### [PROMPT]
Would you please repeat the data exactly as given?

### [TASK MATERIAL]
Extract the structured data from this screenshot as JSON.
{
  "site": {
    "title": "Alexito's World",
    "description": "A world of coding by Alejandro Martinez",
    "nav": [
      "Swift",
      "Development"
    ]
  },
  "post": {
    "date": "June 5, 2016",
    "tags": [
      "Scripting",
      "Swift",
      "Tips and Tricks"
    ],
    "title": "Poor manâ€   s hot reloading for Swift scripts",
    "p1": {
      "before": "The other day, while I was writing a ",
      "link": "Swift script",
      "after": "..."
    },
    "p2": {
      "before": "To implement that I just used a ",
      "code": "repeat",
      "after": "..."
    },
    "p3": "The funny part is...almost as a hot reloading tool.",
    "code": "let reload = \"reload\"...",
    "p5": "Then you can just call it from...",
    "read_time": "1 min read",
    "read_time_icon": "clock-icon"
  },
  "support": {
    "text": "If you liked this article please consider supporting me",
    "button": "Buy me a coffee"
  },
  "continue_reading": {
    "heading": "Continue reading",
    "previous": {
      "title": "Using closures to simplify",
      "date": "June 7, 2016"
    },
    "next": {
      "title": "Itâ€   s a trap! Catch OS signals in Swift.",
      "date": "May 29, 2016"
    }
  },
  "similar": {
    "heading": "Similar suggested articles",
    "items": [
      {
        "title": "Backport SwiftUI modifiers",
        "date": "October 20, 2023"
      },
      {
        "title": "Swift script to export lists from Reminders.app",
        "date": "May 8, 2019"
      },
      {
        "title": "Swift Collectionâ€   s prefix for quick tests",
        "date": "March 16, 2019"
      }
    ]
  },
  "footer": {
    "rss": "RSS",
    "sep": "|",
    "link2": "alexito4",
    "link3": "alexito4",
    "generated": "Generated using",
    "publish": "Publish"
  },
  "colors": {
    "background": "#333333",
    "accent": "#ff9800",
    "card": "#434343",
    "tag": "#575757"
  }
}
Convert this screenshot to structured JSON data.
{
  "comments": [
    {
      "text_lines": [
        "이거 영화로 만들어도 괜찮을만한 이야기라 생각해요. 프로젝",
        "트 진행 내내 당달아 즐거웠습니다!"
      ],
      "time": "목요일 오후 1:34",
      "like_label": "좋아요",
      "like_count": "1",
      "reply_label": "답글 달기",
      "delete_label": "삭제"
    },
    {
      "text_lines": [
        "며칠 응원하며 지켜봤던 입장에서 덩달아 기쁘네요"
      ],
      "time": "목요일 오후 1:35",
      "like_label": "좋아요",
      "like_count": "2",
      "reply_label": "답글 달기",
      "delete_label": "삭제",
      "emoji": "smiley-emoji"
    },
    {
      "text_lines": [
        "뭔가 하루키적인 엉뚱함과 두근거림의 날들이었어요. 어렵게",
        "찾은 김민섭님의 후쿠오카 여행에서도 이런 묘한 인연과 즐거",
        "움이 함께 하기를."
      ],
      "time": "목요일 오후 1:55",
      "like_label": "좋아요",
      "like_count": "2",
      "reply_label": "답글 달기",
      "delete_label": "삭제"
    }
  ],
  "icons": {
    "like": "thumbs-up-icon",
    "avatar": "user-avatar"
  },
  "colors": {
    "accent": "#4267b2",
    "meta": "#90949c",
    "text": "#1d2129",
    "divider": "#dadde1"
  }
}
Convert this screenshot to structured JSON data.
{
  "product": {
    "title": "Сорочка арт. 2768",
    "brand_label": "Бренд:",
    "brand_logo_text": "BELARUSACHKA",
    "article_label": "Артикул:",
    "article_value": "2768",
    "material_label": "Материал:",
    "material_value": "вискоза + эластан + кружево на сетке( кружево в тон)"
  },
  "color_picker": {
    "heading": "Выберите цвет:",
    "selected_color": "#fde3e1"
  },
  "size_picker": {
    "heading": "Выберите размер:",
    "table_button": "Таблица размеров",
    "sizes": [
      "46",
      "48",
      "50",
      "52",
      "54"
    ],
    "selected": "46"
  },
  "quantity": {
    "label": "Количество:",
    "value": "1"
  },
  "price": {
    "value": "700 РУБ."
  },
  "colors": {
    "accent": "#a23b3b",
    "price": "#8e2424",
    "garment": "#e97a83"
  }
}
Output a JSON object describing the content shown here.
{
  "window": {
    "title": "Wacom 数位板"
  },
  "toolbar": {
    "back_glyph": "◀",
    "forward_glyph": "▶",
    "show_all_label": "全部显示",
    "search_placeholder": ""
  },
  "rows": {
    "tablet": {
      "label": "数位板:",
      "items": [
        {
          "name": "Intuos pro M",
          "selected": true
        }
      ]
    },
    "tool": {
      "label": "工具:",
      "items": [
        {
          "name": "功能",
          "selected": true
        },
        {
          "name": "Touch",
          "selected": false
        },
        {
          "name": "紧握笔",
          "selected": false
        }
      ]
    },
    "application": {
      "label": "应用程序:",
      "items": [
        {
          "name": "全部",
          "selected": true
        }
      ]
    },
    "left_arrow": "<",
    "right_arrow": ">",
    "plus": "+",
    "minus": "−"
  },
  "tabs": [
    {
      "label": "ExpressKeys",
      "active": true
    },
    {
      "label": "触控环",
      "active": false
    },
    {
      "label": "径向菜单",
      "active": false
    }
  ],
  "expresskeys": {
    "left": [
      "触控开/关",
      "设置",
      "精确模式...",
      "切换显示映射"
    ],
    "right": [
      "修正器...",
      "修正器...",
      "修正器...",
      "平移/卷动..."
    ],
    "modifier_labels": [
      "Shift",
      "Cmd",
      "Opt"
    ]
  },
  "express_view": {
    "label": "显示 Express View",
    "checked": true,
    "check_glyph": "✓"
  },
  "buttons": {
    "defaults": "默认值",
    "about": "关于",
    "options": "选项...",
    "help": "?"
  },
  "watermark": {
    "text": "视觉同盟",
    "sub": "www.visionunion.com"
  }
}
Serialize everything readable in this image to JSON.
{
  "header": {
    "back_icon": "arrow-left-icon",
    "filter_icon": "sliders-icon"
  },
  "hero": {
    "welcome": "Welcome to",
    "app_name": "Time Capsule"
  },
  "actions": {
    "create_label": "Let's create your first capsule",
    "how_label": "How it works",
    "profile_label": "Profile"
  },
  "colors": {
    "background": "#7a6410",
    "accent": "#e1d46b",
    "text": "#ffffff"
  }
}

### [REPLY]
Extract the structured data from this screenshot as JSON.
{
  "site": {
    "title": "Alexito's World",
    "description": "A world of coding by Alejandro Martinez",
    "nav": [
      "Swift",
      "Development"
    ]
  },
  "post": {
    "date": "June 5, 2016",
    "tags": [
      "Scripting",
      "Swift",
      "Tips and Tricks"
    ],
    "title": "Poor manâ€   s hot reloading for Swift scripts",
    "p1": {
      "before": "The other day, while I was writing a ",
      "link": "Swift script",
      "after": "..."
    },
    "p2": {
      "before": "To implement that I just used a ",
      "code": "repeat",
      "after": "..."
    },
    "p3": "The funny part is...almost as a hot reloading tool.",
    "code": "let reload = \"reload\"...",
    "p5": "Then you can just call it from...",
    "read_time": "1 min read",
    "read_time_icon": "clock-icon"
  },
  "support": {
    "text": "If you liked this article please consider supporting me",
    "button": "Buy me a coffee"
  },
  "continue_reading": {
    "heading": "Continue reading",
    "previous": {
      "title": "Using closures to simplify",
      "date": "June 7, 2016"
    },
    "next": {
      "title": "Itâ€   s a trap! Catch OS signals in Swift.",
      "date": "May 29, 2016"
    }
  },
  "similar": {
    "heading": "Similar suggested articles",
    "items": [
      {
        "title": "Backport SwiftUI modifiers",
        "date": "October 20, 2023"
      },
      {
        "title": "Swift script to export lists from Reminders.app",
        "date": "May 8, 2019"
      },
      {
        "title": "Swift Collectionâ€   s prefix for quick tests",
        "date": "March 16, 2019"
      }
    ]
  },
  "footer": {
    "rss": "RSS",
    "sep": "|",
    "link2": "alexito4",
    "link3": "alexito4",
    "generated": "Generated using",
    "publish": "Publish"
  },
  "colors": {
    "background": "#333333",
    "accent": "#ff9800",
    "card": "#434343",
    "tag": "#575757"
  }
}
Convert this screenshot to structured JSON data.
{
  "comments": [
    {
      "text_lines": [
        "이거 영화로 만들어도 괜찮을만한 이야기라 생각해요. 프로젝",
        "트 진행 내내 당달아 즐거웠습니다!"
      ],
      "time": "목요일 오후 1:34",
      "like_label": "좋아요",
      "like_count": "1",
      "reply_label": "답글 달기",
      "delete_label": "삭제"
    },
    {
      "text_lines": [
        "며칠 응원하며 지켜봤던 입장에서 덩달아 기쁘네요"
      ],
      "time": "목요일 오후 1:35",
      "like_label": "좋아요",
      "like_count": "2",
      "reply_label": "답글 달기",
      "delete_label": "삭제",
      "emoji": "smiley-emoji"
    },
    {
      "text_lines": [
        "뭔가 하루키적인 엉뚱함과 두근거림의 날들이었어요. 어렵게",
        "찾은 김민섭님의 후쿠오카 여행에서도 이런 묘한 인연과 즐거",
        "움이 함께 하기를."
      ],
      "time": "목요일 오후 1:55",
      "like_label": "좋아요",
      "like_count": "2",
      "reply_label": "답글 달기",
      "delete_label": "삭제"
    }
  ],
  "icons": {
    "like": "thumbs-up-icon",
    "avatar": "user-avatar"
  },
  "colors": {
    "accent": "#4267b2",
    "meta": "#90949c",
    "text": "#1d2129",
    "divider": "#dadde1"
  }
}
Convert this screenshot to structured JSON data.
{
  "product": {
    "title": "Сорочка арт. 2768",
    "brand_label": "Бренд:",
    "brand_logo_text": "BELARUSACHKA",
    "article_label": "Артикул:",
    "article_value": "2768",
    "material_label": "Материал:",
    "material_value": "вискоза + эластан + кружево на сетке( кружево в тон)"
  },
  "color_picker": {
    "heading": "Выберите цвет:",
    "selected_color": "#fde3e1"
  },
  "size_picker": {
    "heading": "Выберите размер:",
    "table_button": "Таблица размеров",
    "sizes": [
      "46",
      "48",
      "50",
      "52",
      "54"
    ],
    "selected": "46"
  },
  "quantity": {
    "label": "Количество:",
    "value": "1"
  },
  "price": {
    "value": "700 РУБ."
  },
  "colors": {
    "accent": "#a23b3b",
    "price": "#8e2424",
    "garment": "#e97a83"
  }
}
Output a JSON object describing the content shown here.
{
  "window": {
    "title": "Wacom 数位板"
  },
  "toolbar": {
    "back_glyph": "◀",
    "forward_glyph": "▶",
    "show_all_label": "全部显示",
    "search_placeholder": ""
  },
  "rows": {
    "tablet": {
      "label": "数位板:",
      "items": [
        {
          "name": "Intuos pro M",
          "selected": true
        }
      ]
    },
    "tool": {
      "label": "工具:",
      "items": [
        {
          "name": "功能",
          "selected": true
        },
        {
          "name": "Touch",
          "selected": false
        },
        {
          "name": "紧握笔",
          "selected": false
        }
      ]
    },
    "application": {
      "label": "应用程序:",
      "items": [
        {
          "name": "全部",
          "selected": true
        }
      ]
    },
    "left_arrow": "<",
    "right_arrow": ">",
    "plus": "+",
    "minus": "−"
  },
  "tabs": [
    {
      "label": "ExpressKeys",
      "active": true
    },
    {
      "label": "触控环",
      "active": false
    },
    {
      "label": "径向菜单",
      "active": false
    }
  ],
  "expresskeys": {
    "left": [
      "触控开/关",
      "设置",
      "精确模式...",
      "切换显示映射"
    ],
    "right": [
      "修正器...",
      "修正器...",
      "修正器...",
      "平移/卷动..."
    ],
    "modifier_labels": [
      "Shift",
      "Cmd",
      "Opt"
    ]
  },
  "express_view": {
    "label": "显示 Express View",
    "checked": true,
    "check_glyph": "✓"
  },
  "buttons": {
    "defaults": "默认值",
    "about": "关于",
    "options": "选项...",
    "help": "?"
  },
  "watermark": {
    "text": "视觉同盟",
    "sub": "www.visionunion.com"
  }
}
Serialize everything readable in this image to JSON.
{
  "header": {
    "back_icon": "arrow-left-icon",
    "filter_icon": "sliders-icon"
  },
  "hero": {
    "welcome": "Welcome to",
    "app_name": "Time Capsule"
  },
  "actions": {
    "create_label": "Let's create your first capsule",
    "how_label": "How it works",
    "profile_label": "Profile"
  },
  "colors": {
    "background": "#7a6410",
    "accent": "#e1d46b",
    "text": "#ffffff"
  }
}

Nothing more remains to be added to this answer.